FILE PHOTO: Taxi drivers line-up in Rio de Janeiro’s Sambadrome where health workers conduct tests for coronavirus disease (COVID-19) for taxi drivers on the drive-thru system in Rio de Janeiro, Brazil, June 15, 2020. REUTERS/Ricardo Moraes/File Photo
Brazil, the world’s No. 2 coronavirus hotspot after the United States, is fast approaching 1 million cases, although experts say the true number is likely higher due to patchy testing. Brazil also registered 1,282 COVID-19 deaths since its last update on Monday, the Health Ministry said, bringing confirmed fatalities in the country to 45,241.
Walter Braga Netto, the head of the office of the president’s chief of staff, known as Casa Civil, and one of the top officials handling the crisis, said it was under control.
“There is a crisis, we sympathize with bereaved families, but it is managed,” said Braga Netto, who spoke during a webinar held by the Commercial Association of Rio de Janeiro.
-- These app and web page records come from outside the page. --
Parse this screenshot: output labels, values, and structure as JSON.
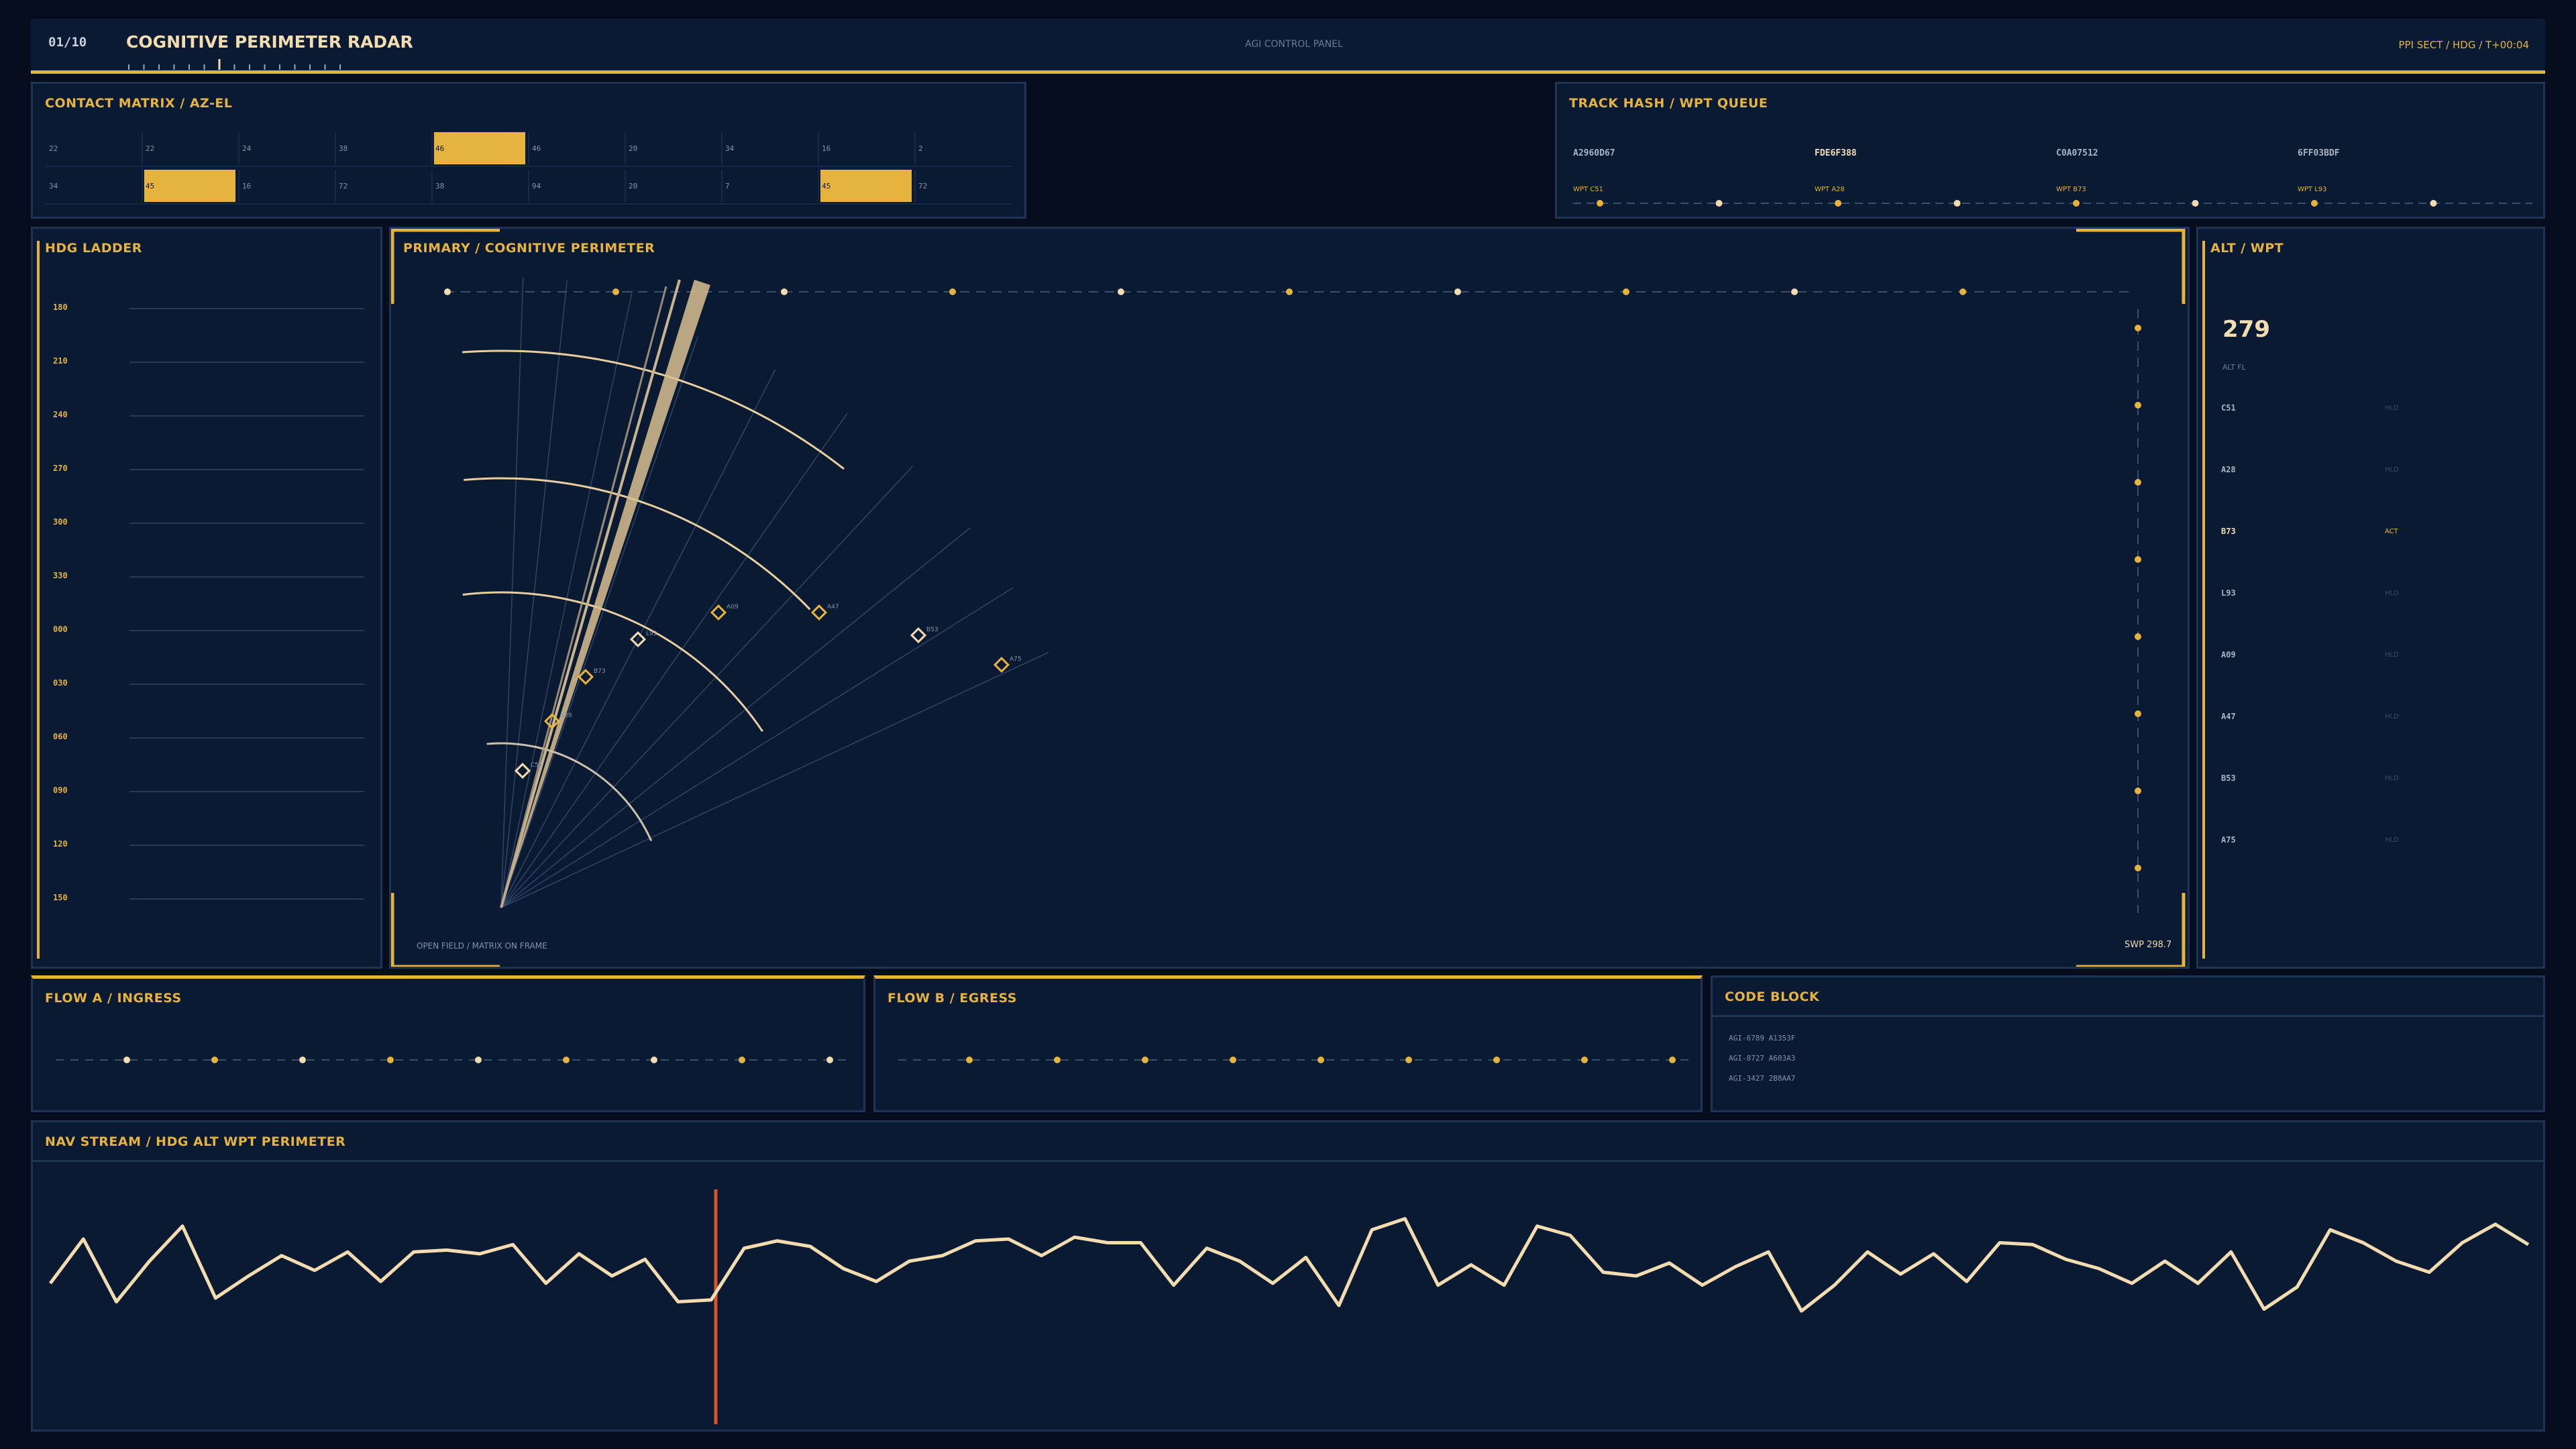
{
  "header": {
    "index": "01/10",
    "title": "COGNITIVE PERIMETER RADAR",
    "center": "AGI CONTROL PANEL",
    "status": "PPI SECT  /  HDG  /  T+00:04"
  },
  "contact": {
    "title": "CONTACT MATRIX  /  AZ-EL",
    "rows": [
      [
        "22",
        "22",
        "24",
        "38",
        "46",
        "46",
        "20",
        "34",
        "16",
        "2"
      ],
      [
        "34",
        "45",
        "16",
        "72",
        "38",
        "94",
        "20",
        "7",
        "45",
        "72"
      ]
    ]
  },
  "track": {
    "title": "TRACK HASH  /  WPT QUEUE",
    "hashes": [
      "A2960D67",
      "FDE6F388",
      "C0A07512",
      "6FF03BDF"
    ],
    "wpts": [
      "WPT C51",
      "WPT A28",
      "WPT B73",
      "WPT L93"
    ]
  },
  "hdg": {
    "title": "HDG LADDER",
    "ticks": [
      "180",
      "210",
      "240",
      "270",
      "300",
      "330",
      "000",
      "030",
      "060",
      "090",
      "120",
      "150"
    ]
  },
  "primary": {
    "title": "PRIMARY  /  COGNITIVE PERIMETER",
    "footer_left": "OPEN FIELD  /  MATRIX ON FRAME",
    "footer_right": "SWP 298.7",
    "contacts": [
      "C51",
      "A28",
      "B73",
      "L93",
      "A09",
      "A47",
      "B53",
      "A75"
    ]
  },
  "alt": {
    "title": "ALT / WPT",
    "value": "279",
    "label": "ALT FL",
    "rows": [
      {
        "code": "C51",
        "state": "HLD"
      },
      {
        "code": "A28",
        "state": "HLD"
      },
      {
        "code": "B73",
        "state": "ACT"
      },
      {
        "code": "L93",
        "state": "HLD"
      },
      {
        "code": "A09",
        "state": "HLD"
      },
      {
        "code": "A47",
        "state": "HLD"
      },
      {
        "code": "B53",
        "state": "HLD"
      },
      {
        "code": "A75",
        "state": "HLD"
      }
    ]
  },
  "flow_a": {
    "title": "FLOW A  /  INGRESS"
  },
  "flow_b": {
    "title": "FLOW B  /  EGRESS"
  },
  "code": {
    "title": "CODE BLOCK",
    "lines": [
      "AGI-6789 A1353F",
      "AGI-8727 A603A3",
      "AGI-3427 2B8AA7"
    ]
  },
  "nav": {
    "title": "NAV STREAM  /  HDG  ALT  WPT  PERIMETER",
    "values": [
      40,
      64,
      30,
      52,
      71,
      32,
      44,
      55,
      47,
      57,
      41,
      57,
      58,
      56,
      61,
      40,
      56,
      44,
      53,
      30,
      31,
      59,
      63,
      60,
      48,
      41,
      52,
      55,
      63,
      64,
      55,
      65,
      62,
      62,
      39,
      59,
      52,
      40,
      54,
      28,
      69,
      75,
      39,
      50,
      39,
      71,
      66,
      46,
      44,
      51,
      39,
      49,
      57,
      25,
      39,
      57,
      45,
      56,
      41,
      62,
      61,
      53,
      48,
      40,
      52,
      40,
      57,
      26,
      38,
      69,
      62,
      52,
      46,
      62,
      72,
      61
    ]
  },
  "colors": {
    "accent": "#e6b33f",
    "cream": "#f3ddb0",
    "panel": "#0b1a33",
    "border": "#1f3555",
    "cursor": "#d8542a"
  }
}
Braga Netto said Brazil’s deaths-per-million-people figure was better than that of Belgium, Spain, the United Kingdom, Italy and France. As such, the Army general said he “was trying to convey a message of optimism in the management of the crisis.”
His optimism was not shared by the World Health Organization’s regional director.
Pan American Health Organization (PAHO) Director Carissa Etienne said in a video briefing from Washington that Brazil is a major concern. Latin America’s largest country accounts for about a quarter of the roughly 4 million coronavirus cases in the Americas and nearly 25% of the deaths, she said.
“We are not seeing transmission slowing down” in Brazil, Etienne said.
PAHO recommends that Brazil and other regional countries strengthen social distancing and urged that reopening of the economy be done slowly and carefully.
Brazilian President Jair Bolsonaro has long opposed social distancing measures, and many of the country’s states are re-opening for business even though the outbreak remains severe.
Reporting by Pedro Fonseca; Writing by Gabriel Stargardter; Editing by Brad Haynes, Dan Grebler and Leslie Adler